Posts Tagged ‘culture’

There’s going to be a lot written about Asturias over the next few months. The writers on this incredible trip have our work cut out if our words are to come remotely close to painting a realistically vivid picture of this ‘secret’ region of Spain that has surprised, delighted and charmed all of us.

For the moment I’ll once again let images do my work for me.

Images from top to bottom: Niembro, Cheese maker in Picos de Europa, Cudillero, Covadonga, Llanes


Some folks have pretty bizarre ideas about other people’s travel preferences. I recently followed, with growing amazement, an online forum thread that more or less castigated anyone who promoted the idea of getting out and about exploring the holiday destination they were visiting.

Only ‘snooty gits’ and ‘high minded snobs’ (their words) were weird enough to want to seek out some local culture apparently. Ordinary folks prefer to soak up the sun in their holiday resorts; preferably surrounded by the familiarity of British bars and restaurants (Chinese, Italian and Indian restaurants are included in this).

Lying around a beach or a pool in a holiday resort all day long is not my glass of sangria, it would bore me to the high heavens. it represents dullsville…on a cloudy day…when everything is shut. But I recognise it’s what many people want from their holidays. I have friends who fall into that group; different people like different things; simple as that. Each to their own, live and let live and…(add your own cliché here).

But a statement that really irks me is when people come out with a variation of ‘I’ve been working hard so I’ll give the culture seeking a miss this time. All I want to do is chill out by the pool and stay around the resort.’ It’s a cop-out line.

This sort of attitude winds me up for a number of reasons:

  1. It could be seen to imply that people who do go out and explore the destinations they’re visiting haven’t been working hard. It’s a ridiculous notion.
  2. It suggests that experiencing a different culture is hard work. It’s a ridiculous notion – the sequel.
  3. There’s also an inference that doing anything else other than lying a round a pool and hitting the local Brit bars is boring (hello irony).  Return of the ridiculous notion part 3.

It’s also completely dishonest; people who use this as an excuse for only hanging out by the pool avoid culture-seeking not because they’re tired after working hard in their jobs. They avoid culture-seeking because it doesn’t interest them. And if that’s the case why not just admit it instead of concocting lame excuses? I have more respect for the people who are upfront about this.

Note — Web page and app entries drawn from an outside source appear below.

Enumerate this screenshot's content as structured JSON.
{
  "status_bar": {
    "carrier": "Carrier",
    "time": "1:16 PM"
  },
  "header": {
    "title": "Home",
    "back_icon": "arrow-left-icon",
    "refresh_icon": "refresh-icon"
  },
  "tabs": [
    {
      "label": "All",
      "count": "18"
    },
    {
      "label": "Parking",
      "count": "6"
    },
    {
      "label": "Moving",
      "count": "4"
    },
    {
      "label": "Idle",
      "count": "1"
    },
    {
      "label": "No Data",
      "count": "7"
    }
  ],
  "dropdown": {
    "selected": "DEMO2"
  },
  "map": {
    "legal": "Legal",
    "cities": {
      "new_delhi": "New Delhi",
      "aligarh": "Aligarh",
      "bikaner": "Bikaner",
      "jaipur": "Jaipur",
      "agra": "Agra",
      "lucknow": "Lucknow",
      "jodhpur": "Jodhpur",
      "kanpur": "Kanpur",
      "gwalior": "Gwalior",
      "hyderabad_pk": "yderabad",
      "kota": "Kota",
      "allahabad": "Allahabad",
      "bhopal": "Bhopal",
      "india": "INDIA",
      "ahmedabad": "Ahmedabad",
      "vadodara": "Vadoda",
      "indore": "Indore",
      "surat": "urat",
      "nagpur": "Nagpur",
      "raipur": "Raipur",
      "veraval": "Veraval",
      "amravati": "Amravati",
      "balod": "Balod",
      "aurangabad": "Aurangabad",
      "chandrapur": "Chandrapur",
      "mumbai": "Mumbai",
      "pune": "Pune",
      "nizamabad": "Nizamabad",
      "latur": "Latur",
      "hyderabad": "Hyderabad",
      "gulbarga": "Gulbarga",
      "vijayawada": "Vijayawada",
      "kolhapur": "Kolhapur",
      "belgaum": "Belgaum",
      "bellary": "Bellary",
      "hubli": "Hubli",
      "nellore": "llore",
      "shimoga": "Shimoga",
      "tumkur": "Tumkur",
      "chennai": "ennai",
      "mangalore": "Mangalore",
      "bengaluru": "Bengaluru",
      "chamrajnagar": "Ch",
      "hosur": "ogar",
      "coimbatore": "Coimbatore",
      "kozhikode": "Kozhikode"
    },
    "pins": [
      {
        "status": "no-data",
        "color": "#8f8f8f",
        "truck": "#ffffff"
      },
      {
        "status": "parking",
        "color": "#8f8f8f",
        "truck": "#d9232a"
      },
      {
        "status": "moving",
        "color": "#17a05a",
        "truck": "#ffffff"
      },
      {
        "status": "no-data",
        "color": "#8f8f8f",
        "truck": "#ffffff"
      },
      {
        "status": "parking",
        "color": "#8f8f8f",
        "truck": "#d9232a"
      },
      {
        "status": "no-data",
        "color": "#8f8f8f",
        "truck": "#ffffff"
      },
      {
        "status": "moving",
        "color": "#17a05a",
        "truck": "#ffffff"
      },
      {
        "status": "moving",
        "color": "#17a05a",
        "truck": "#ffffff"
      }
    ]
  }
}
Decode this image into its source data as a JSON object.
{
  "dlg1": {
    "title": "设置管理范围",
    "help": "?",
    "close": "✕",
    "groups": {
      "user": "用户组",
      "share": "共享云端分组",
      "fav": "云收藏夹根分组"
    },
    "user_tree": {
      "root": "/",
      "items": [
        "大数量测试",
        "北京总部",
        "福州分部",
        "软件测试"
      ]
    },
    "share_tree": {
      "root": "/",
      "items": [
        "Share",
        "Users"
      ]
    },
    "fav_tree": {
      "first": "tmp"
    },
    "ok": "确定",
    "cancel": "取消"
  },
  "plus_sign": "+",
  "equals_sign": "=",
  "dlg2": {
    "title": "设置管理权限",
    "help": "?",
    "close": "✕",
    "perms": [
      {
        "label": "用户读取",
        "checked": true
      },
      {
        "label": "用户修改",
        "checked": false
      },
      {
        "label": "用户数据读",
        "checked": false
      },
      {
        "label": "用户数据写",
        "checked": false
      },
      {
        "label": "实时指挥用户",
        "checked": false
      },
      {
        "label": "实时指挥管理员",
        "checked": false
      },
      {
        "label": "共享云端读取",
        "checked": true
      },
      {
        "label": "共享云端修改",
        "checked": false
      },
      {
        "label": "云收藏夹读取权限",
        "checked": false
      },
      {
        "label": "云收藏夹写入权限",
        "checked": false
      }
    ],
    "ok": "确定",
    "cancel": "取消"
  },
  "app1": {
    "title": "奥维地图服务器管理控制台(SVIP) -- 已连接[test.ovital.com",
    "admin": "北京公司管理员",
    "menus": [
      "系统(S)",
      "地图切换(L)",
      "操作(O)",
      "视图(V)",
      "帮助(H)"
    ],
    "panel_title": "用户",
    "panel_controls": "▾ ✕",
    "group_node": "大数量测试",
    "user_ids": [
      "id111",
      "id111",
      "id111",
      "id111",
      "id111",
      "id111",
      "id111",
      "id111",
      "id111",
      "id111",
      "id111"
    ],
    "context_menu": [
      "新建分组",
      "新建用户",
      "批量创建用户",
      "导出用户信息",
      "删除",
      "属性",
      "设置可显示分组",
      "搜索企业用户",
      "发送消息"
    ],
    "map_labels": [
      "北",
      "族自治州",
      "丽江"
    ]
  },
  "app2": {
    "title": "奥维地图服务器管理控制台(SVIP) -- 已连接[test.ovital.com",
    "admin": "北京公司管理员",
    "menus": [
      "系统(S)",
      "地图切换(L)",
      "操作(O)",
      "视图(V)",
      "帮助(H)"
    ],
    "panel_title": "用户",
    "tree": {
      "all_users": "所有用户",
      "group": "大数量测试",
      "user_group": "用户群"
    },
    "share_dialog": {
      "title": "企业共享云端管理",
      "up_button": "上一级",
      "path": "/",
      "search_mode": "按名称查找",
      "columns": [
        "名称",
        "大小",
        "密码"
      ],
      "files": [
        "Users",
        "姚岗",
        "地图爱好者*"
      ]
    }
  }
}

As for the silly comments about people who seek out different cultures being ‘high-minded’, those are a defence mechanism from people who feel threatened by others who enjoy travel rather than those who just enjoy a hotel pool. The language used speaks volumes and identifies the user as not having a clue about the treasures beyond gold that experiencing another country’s culture can bring; it’s not all always about churches and museums.

Andy and I are a couple of those oddballs that actively seek out ‘cultural’ activities and a typical day when we’re travelling for pleasure consists of:

Early-ish rise, hit the nearest beach, bask in the sunshine and catch up on lost sleep for a couple of hours, eat lunch, go exploring (utilising trains, planes, automobiles, tuk-tuks, elephants or whatever is to hand), enjoy a ‘post cultural experience’ beer or two, have a siesta, eat dinner (local cuisine of course), hit the liveliest local bar or fiesta (with live music preferably), get slightly merry, head home in the wee small hours, fall into bed, sleep…reboot.

The secret that the pool dwellers don’t realise is that travellers like us don’t just enjoy the cultural experience…we get the beach and bars as well as stockpiling some great memories that live on way, way, way after the suntan has faded.

Anyone who’s walked past the wonderful sculpture of the fishwife in Puerto de la Cruz is already familiar with the work of Julio Nieto. But pretty though she is, she’s only the conventional tip of the iceberg when it comes to his creations.

Some of his other sculptures are products of a vivid and fantastical imagination that clearly knows no bounds. So it was with childlike delight that we discovered a street exhibition of his work in La Orotava’s plaza when we visited between Christmas and New Year.

I can’t do them justice with mere words, so I’ll let the images speak for themselves.